About 10 miles west of Wray near the town of Eckley a pair of Supercells were moving north and the top one that looked awful on radar started to spin right in front of us, as we were west of it a slender white cone started to drop, it really was an amazing sight from such a poor looking storm. This Tornado was on the ground for a few minutes.

Above : White Cone Tornado at Eckley (Colorado)

After this we crept east to watch the next much bigger and better looking Supercell approach the town of Wray. Stopping just west of town we watch amazing rotation drop Tornado number 3 a brief dust whirl with a cone above and then proceeded to the junction of Highway 385 in the centre of Wray in the hook of the storm with insane rotation above our heads on both sides of the road another bigger Tornado was imminant surely.

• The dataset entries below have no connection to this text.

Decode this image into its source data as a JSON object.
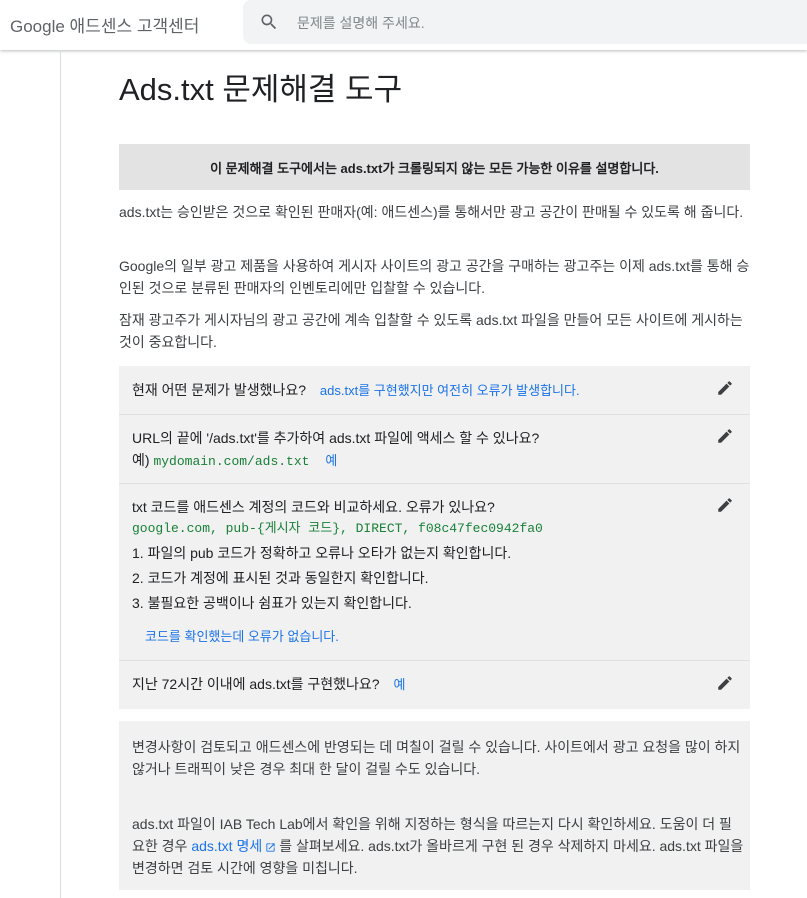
{
  "header": {
    "logo": "Google 애드센스 고객센터",
    "search_placeholder": "문제를 설명해 주세요."
  },
  "page": {
    "title": "Ads.txt 문제해결 도구",
    "notice": "이 문제해결 도구에서는 ads.txt가 크롤링되지 않는 모든 가능한 이유를 설명합니다.",
    "paragraphs": [
      "ads.txt는 승인받은 것으로 확인된 판매자(예: 애드센스)를 통해서만 광고 공간이 판매될 수 있도록 해 줍니다.",
      "Google의 일부 광고 제품을 사용하여 게시자 사이트의 광고 공간을 구매하는 광고주는 이제 ads.txt를 통해 승인된 것으로 분류된 판매자의 인벤토리에만 입찰할 수 있습니다.",
      "잠재 광고주가 게시자님의 광고 공간에 계속 입찰할 수 있도록 ads.txt 파일을 만들어 모든 사이트에 게시하는 것이 중요합니다."
    ]
  },
  "steps": {
    "q1": {
      "question": "현재 어떤 문제가 발생했나요?",
      "answer": "ads.txt를 구현했지만 여전히 오류가 발생합니다."
    },
    "q2": {
      "question": "URL의 끝에 '/ads.txt'를 추가하여 ads.txt 파일에 액세스 할 수 있나요?",
      "example_prefix": "예)",
      "example_code": "mydomain.com/ads.txt",
      "answer": "예"
    },
    "q3": {
      "question": "txt 코드를 애드센스 계정의 코드와 비교하세요. 오류가 있나요?",
      "code": "google.com, pub-{게시자 코드}, DIRECT, f08c47fec0942fa0",
      "items": [
        "1. 파일의 pub 코드가 정확하고 오류나 오타가 없는지 확인합니다.",
        "2. 코드가 계정에 표시된 것과 동일한지 확인합니다.",
        "3. 불필요한 공백이나 쉼표가 있는지 확인합니다."
      ],
      "answer": "코드를 확인했는데 오류가 없습니다."
    },
    "q4": {
      "question": "지난 72시간 이내에 ads.txt를 구현했나요?",
      "answer": "예"
    }
  },
  "info": {
    "p1": "변경사항이 검토되고 애드센스에 반영되는 데 며칠이 걸릴 수 있습니다. 사이트에서 광고 요청을 많이 하지 않거나 트래픽이 낮은 경우 최대 한 달이 걸릴 수도 있습니다.",
    "p2_before": "ads.txt 파일이 IAB Tech Lab에서 확인을 위해 지정하는 형식을 따르는지 다시 확인하세요. 도움이 더 필요한 경우",
    "p2_link": "ads.txt 명세",
    "p2_after": "를 살펴보세요. ads.txt가 올바르게 구현 된 경우 삭제하지 마세요. ads.txt 파일을 변경하면 검토 시간에 영향을 미칩니다."
  },
  "icons": {
    "search": "search-icon",
    "edit": "pencil-edit-icon",
    "external": "open-in-new-icon"
  },
  "colors": {
    "link": "#1a73e8",
    "code": "#188038",
    "panel": "#f1f1f1",
    "notice": "#e3e3e3"
  }
}
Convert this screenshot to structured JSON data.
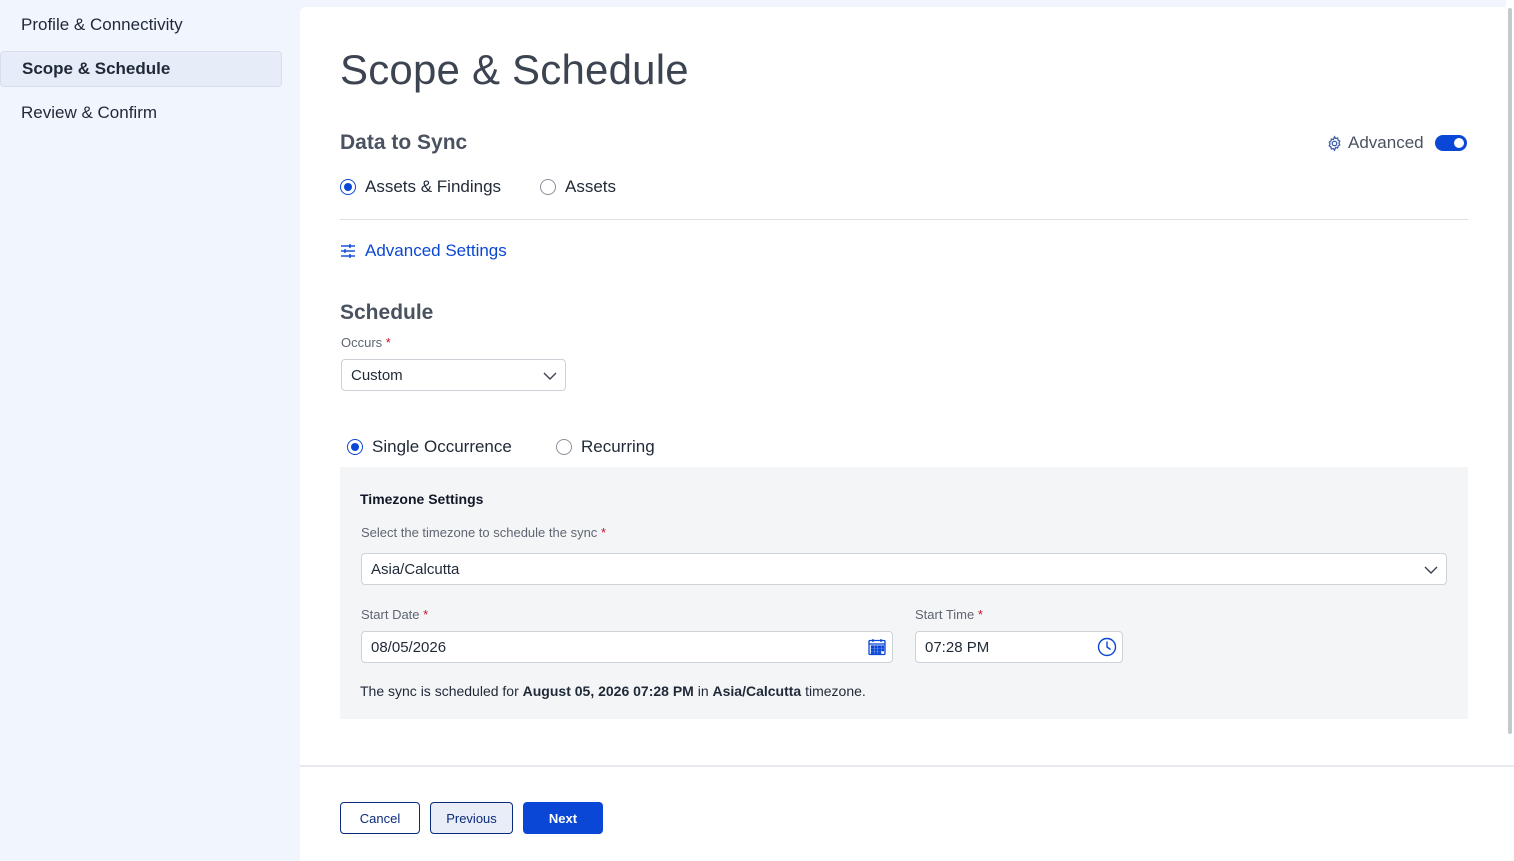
{
  "sidebar": {
    "items": [
      {
        "label": "Profile & Connectivity"
      },
      {
        "label": "Scope & Schedule"
      },
      {
        "label": "Review & Confirm"
      }
    ]
  },
  "page": {
    "title": "Scope & Schedule"
  },
  "data_to_sync": {
    "title": "Data to Sync",
    "advanced_label": "Advanced",
    "advanced_enabled": true,
    "options": [
      {
        "label": "Assets & Findings",
        "selected": true
      },
      {
        "label": "Assets",
        "selected": false
      }
    ],
    "advanced_settings_label": "Advanced Settings"
  },
  "schedule": {
    "title": "Schedule",
    "occurs_label": "Occurs",
    "occurs_value": "Custom",
    "required_mark": "*",
    "modes": [
      {
        "label": "Single Occurrence",
        "selected": true
      },
      {
        "label": "Recurring",
        "selected": false
      }
    ]
  },
  "timezone": {
    "title": "Timezone Settings",
    "select_label": "Select the timezone to schedule the sync",
    "value": "Asia/Calcutta",
    "start_date_label": "Start Date",
    "start_date": "08/05/2026",
    "start_time_label": "Start Time",
    "start_time": "07:28 PM",
    "summary_prefix": "The sync is scheduled for",
    "summary_datetime": "August 05, 2026 07:28 PM",
    "summary_in": "in",
    "summary_tz": "Asia/Calcutta",
    "summary_suffix": "timezone."
  },
  "footer": {
    "cancel_label": "Cancel",
    "previous_label": "Previous",
    "next_label": "Next"
  },
  "colors": {
    "accent": "#0b47d6",
    "sidebar_bg": "#f1f5fd",
    "required": "#c8102e"
  },
  "icons": [
    "gear-icon",
    "sliders-icon",
    "chevron-down-icon",
    "calendar-icon",
    "clock-icon"
  ]
}
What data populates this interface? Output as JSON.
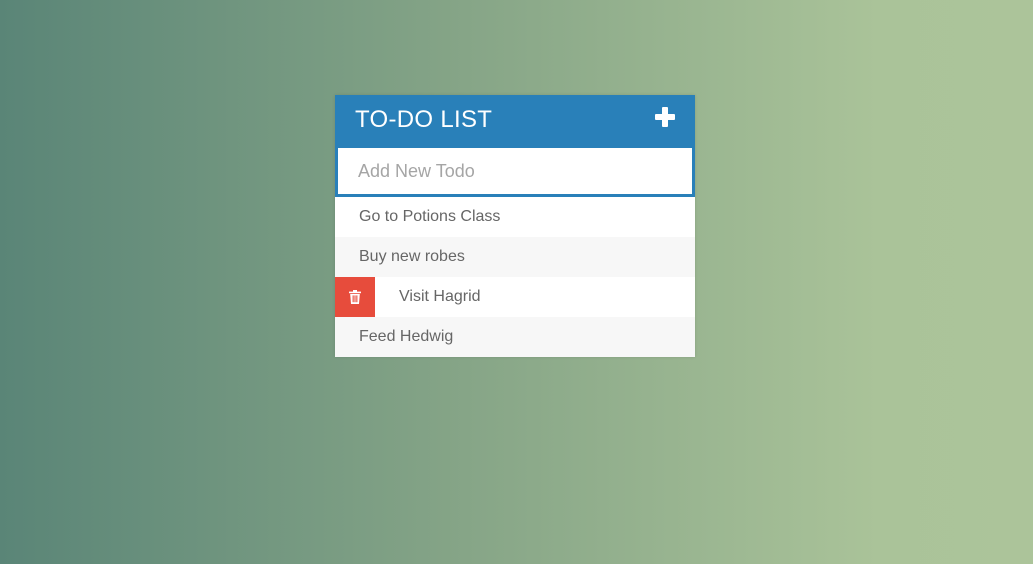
{
  "header": {
    "title": "TO-DO LIST",
    "add_icon": "plus-icon"
  },
  "new_todo": {
    "placeholder": "Add New Todo",
    "value": ""
  },
  "todos": [
    {
      "text": "Go to Potions Class",
      "hovered": false
    },
    {
      "text": "Buy new robes",
      "hovered": false
    },
    {
      "text": "Visit Hagrid",
      "hovered": true
    },
    {
      "text": "Feed Hedwig",
      "hovered": false
    }
  ],
  "delete_icon": "trash-icon",
  "colors": {
    "header": "#2980b9",
    "delete": "#e74c3c",
    "text": "#666666",
    "alt_row": "#f7f7f7"
  }
}
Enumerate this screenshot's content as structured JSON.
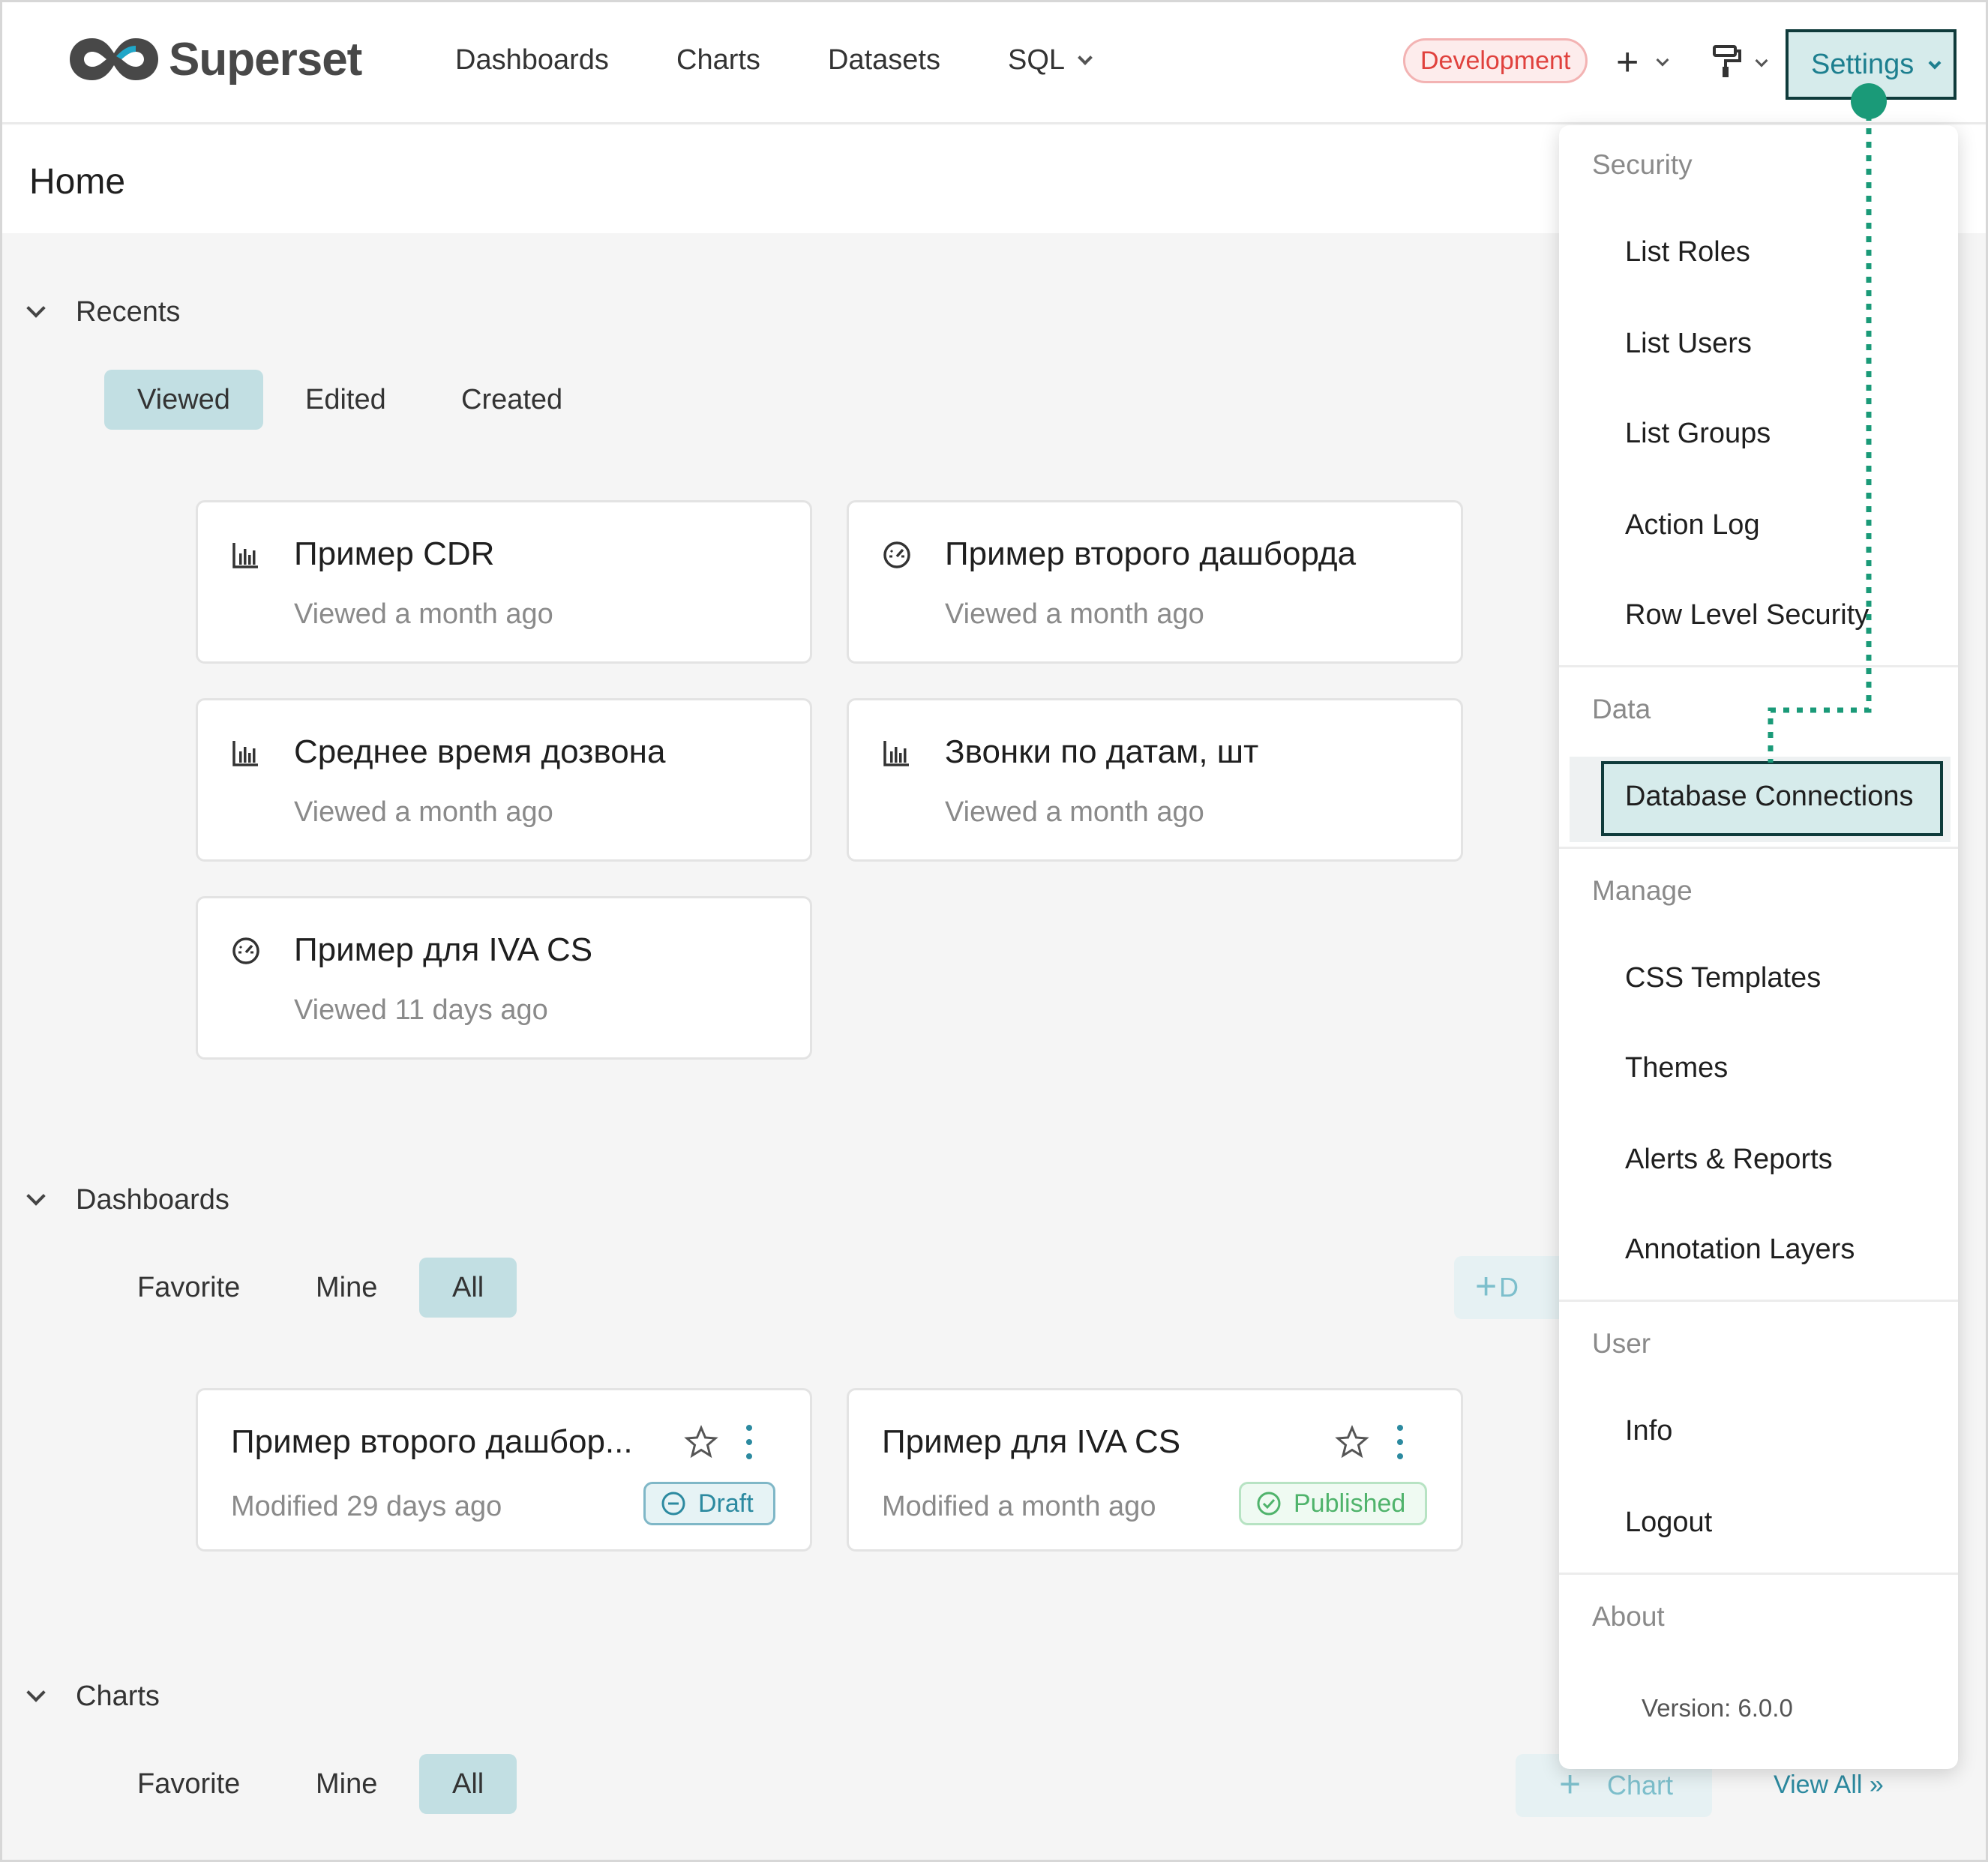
{
  "brand": {
    "name": "Superset"
  },
  "nav": {
    "dashboards": "Dashboards",
    "charts": "Charts",
    "datasets": "Datasets",
    "sql": "SQL",
    "environment": "Development",
    "plus": "+",
    "settings": "Settings"
  },
  "page": {
    "title": "Home"
  },
  "recents": {
    "title": "Recents",
    "tabs": [
      "Viewed",
      "Edited",
      "Created"
    ],
    "cards": [
      {
        "icon": "bar-chart-icon",
        "title": "Пример CDR",
        "sub": "Viewed a month ago"
      },
      {
        "icon": "dashboard-gauge-icon",
        "title": "Пример второго дашборда",
        "sub": "Viewed a month ago"
      },
      {
        "icon": "bar-chart-icon",
        "title": "Среднее время дозвона",
        "sub": "Viewed a month ago"
      },
      {
        "icon": "bar-chart-icon",
        "title": "Звонки по датам, шт",
        "sub": "Viewed a month ago"
      },
      {
        "icon": "dashboard-gauge-icon",
        "title": "Пример для IVA CS",
        "sub": "Viewed 11 days ago"
      }
    ]
  },
  "dashboards": {
    "title": "Dashboards",
    "tabs": [
      "Favorite",
      "Mine",
      "All"
    ],
    "add_button_partial": "D",
    "cards": [
      {
        "title": "Пример второго дашбор...",
        "sub": "Modified 29 days ago",
        "status": "Draft"
      },
      {
        "title": "Пример для IVA CS",
        "sub": "Modified a month ago",
        "status": "Published"
      }
    ]
  },
  "charts": {
    "title": "Charts",
    "tabs": [
      "Favorite",
      "Mine",
      "All"
    ],
    "add_button": "Chart",
    "view_all": "View All »"
  },
  "settings_menu": {
    "groups": {
      "security": "Security",
      "data": "Data",
      "manage": "Manage",
      "user": "User",
      "about": "About"
    },
    "security_items": [
      "List Roles",
      "List Users",
      "List Groups",
      "Action Log",
      "Row Level Security"
    ],
    "data_items": [
      "Database Connections"
    ],
    "manage_items": [
      "CSS Templates",
      "Themes",
      "Alerts & Reports",
      "Annotation Layers"
    ],
    "user_items": [
      "Info",
      "Logout"
    ],
    "version": "Version: 6.0.0"
  },
  "colors": {
    "accent": "#1d7f8f",
    "active_tab": "#c2dfe3",
    "highlight_border": "#0f3b3b",
    "annotation": "#1a9a78",
    "env_badge": "#e0413d"
  }
}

We went about 2 miles north on the 385 and pulled over to stop as a white funnel above our heads starting to touch down literally in front of us, the structure at this point was amazing.

Above : Tornado number 4 touches down just North of Wray (Colorado)

At this point we knew this was going to be one of those picturesque Colorado Tornadoes and could have driven right upto this thing as you can see above there were not a lot of vehicles on the road at this time but I chose to hang back and get the full beauty of the whole structure and Tornado in the next shot taken by Mr Vicary on a much better camera than mine.

Above : Fully condensed Cone Tornado and by now all manner of Emergency Vehicles speeding up the road.

After this was on the ground for about 20 minutes the road north was closed off and it was chase over so we headed to Colby (Kansas) for the night. An amazing Colorado chase and an amazing Day 1 of the trip.

The Wray Colorado Tornado was rated EF2 And damaged a few businesses and houses with a few minor injuries.